One highlight of the SWI has been the publication of three three books by its coordinator, each serving a different sector of the market, and all available either in bookstores or through online booksellers.


SWI2-Scan StoneByStone

Stone by Stone (Walker, 2002) is the most well known and authoritative. It narrates the story of New England’s historic stone walls from the oldest one known (1607) to the current situation of managing this cultural resource. The Washington Post called Stone by Stone a “manifesto” for the stone wall conservation movement. It remains in print through Bloomsbury, Inc., which purchased Walker.


SWI2-Scan ExplStoneWallsCover

Exploring Stone Walls (Walker, 2005) is the first field guide to New England stone walls. It’s the kind of book you use to help interpret your own stone walls, or keep in the glovebox of your car when traveling.  Bird-watching is seasonal. Wall-watching can be done all year round. Though currently out of print, copies are available in libraries and through online book re-sellers.  Here’s the amazon link.


Stone Wall Secrets (Tilbury House, 1998) was co-authored with Kristine Thorson. It’s an award-winning illustrated children’s book designed to help teach school-age kids about Earth history using the human story of stone walls.



Happily, there are many other good books out there on the subject.  Below, I  list my favorite three.  For others, link to the growing Stone Wall Bibliography.

  • Allport, Susan, 1990, Sermons in Stone; The Stone Walls of New England and New York.  New York: W.W.Norton.  [A topical overview by a skilled writer.]
  • Gardner, Kevin, 2001, The Granite Kiss: Traditions and Techniques of Building New England Stone Walls.

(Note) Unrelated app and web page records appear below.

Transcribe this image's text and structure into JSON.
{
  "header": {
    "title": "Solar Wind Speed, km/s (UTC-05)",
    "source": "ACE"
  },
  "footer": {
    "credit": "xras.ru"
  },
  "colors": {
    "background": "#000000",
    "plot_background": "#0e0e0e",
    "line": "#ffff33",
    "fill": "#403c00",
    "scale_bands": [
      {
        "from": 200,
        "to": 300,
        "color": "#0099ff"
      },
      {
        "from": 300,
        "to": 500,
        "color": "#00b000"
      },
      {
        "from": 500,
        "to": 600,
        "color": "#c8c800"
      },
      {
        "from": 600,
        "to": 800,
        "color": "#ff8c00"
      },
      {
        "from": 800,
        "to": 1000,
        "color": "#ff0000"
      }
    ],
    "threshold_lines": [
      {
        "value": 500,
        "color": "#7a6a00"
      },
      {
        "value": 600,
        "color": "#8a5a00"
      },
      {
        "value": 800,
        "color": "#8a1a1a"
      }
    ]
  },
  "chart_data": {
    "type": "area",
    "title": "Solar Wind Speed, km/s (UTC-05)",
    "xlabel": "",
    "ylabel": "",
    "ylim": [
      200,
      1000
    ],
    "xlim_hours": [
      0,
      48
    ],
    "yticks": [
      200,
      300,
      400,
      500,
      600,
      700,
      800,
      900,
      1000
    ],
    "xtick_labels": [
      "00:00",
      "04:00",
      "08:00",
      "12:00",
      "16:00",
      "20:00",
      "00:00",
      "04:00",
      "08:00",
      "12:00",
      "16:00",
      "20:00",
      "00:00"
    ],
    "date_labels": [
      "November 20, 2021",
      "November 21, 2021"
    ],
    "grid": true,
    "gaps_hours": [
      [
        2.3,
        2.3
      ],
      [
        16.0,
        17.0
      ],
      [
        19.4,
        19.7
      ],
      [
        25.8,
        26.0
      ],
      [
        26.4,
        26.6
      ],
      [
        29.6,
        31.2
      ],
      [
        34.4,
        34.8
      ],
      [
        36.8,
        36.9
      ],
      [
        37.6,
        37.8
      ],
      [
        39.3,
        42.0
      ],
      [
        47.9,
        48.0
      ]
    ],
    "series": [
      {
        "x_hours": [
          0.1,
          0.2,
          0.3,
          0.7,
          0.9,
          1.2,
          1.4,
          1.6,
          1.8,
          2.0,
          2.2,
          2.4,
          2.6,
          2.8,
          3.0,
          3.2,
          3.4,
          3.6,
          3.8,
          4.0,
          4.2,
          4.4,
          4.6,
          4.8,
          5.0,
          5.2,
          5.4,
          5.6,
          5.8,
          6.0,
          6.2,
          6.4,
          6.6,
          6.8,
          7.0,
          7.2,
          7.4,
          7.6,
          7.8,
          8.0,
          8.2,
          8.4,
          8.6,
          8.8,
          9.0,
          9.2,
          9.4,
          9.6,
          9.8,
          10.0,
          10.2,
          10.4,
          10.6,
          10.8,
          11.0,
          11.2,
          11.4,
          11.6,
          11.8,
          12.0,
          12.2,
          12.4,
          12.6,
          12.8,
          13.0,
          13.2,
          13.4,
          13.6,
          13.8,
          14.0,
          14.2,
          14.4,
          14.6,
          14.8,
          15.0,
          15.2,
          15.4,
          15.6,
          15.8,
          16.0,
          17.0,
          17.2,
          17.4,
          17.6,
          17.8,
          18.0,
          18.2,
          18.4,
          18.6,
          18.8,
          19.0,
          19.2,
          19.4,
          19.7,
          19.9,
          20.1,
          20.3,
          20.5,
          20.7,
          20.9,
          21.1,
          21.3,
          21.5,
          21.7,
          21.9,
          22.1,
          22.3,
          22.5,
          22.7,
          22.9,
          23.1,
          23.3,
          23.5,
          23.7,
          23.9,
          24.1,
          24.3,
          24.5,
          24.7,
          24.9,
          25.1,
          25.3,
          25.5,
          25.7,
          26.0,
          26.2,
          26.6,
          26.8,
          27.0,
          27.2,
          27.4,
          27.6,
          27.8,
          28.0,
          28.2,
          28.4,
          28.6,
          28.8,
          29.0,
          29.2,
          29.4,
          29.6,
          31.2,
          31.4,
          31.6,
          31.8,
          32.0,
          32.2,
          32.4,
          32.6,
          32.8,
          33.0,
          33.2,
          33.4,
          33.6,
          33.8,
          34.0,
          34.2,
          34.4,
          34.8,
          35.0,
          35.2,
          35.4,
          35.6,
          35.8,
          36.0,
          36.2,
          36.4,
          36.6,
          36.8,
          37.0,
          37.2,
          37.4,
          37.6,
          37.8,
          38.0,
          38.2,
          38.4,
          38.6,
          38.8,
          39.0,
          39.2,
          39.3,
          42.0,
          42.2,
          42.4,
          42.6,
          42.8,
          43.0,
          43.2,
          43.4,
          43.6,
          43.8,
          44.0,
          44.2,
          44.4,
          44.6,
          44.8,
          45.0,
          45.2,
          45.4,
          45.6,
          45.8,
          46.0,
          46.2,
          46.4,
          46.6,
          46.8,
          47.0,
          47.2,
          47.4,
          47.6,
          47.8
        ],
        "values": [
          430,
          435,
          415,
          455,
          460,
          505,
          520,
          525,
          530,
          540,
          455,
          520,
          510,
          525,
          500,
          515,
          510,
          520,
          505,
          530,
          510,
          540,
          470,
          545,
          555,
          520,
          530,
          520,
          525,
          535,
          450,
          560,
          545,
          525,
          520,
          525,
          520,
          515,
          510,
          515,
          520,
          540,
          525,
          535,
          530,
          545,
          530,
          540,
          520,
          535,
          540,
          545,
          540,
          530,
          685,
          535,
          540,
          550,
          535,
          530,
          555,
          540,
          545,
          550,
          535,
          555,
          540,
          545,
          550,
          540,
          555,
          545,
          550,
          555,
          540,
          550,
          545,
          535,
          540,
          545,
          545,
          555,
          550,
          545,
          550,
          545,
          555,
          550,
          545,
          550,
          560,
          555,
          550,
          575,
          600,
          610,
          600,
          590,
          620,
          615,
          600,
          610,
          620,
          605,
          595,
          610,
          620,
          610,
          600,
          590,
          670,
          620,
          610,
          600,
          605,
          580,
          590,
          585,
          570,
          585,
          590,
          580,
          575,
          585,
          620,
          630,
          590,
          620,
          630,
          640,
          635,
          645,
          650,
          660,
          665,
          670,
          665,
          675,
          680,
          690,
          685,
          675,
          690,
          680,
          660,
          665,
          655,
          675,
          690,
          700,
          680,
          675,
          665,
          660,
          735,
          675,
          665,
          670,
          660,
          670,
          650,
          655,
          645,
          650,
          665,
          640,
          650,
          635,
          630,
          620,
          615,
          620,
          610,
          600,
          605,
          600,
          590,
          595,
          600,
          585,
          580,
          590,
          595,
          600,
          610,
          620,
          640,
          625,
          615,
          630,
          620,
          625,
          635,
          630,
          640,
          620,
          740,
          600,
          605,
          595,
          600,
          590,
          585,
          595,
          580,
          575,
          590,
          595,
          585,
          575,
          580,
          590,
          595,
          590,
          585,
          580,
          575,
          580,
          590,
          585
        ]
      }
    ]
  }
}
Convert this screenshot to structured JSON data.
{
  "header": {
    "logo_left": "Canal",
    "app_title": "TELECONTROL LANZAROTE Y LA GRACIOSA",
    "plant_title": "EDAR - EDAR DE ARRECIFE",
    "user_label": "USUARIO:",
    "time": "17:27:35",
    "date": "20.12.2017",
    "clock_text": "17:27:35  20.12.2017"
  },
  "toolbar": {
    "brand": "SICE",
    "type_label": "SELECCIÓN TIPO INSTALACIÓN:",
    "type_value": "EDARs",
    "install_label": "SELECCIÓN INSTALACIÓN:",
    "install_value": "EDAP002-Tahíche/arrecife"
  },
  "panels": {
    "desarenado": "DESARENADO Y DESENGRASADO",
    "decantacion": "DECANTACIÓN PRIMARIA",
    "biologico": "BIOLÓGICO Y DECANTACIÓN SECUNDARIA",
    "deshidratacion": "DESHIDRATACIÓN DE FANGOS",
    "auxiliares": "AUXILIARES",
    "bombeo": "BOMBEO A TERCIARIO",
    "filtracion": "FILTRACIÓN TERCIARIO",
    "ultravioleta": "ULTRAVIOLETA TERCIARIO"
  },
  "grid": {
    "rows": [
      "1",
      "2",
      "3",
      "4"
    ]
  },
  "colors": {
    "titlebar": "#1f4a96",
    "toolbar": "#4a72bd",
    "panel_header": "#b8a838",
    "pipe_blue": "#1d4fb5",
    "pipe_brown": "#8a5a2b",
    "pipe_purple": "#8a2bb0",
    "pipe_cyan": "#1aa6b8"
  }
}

Woodstock, VT: Countryman Press.  [Written by a stonemason who is carrying on a family tradition.]
  • Hubbell, William, 2006, Good Fences: A Pictorial History of New England Stone Walls.  Portland, ME: DownEast Books. [Award winning photography with a reflective text.]
Layered sedimentary rock is often called the “book of time.” Here is a “stretch-pebble conglomerate,” within the Narragansett Formation, Jamestown, RI.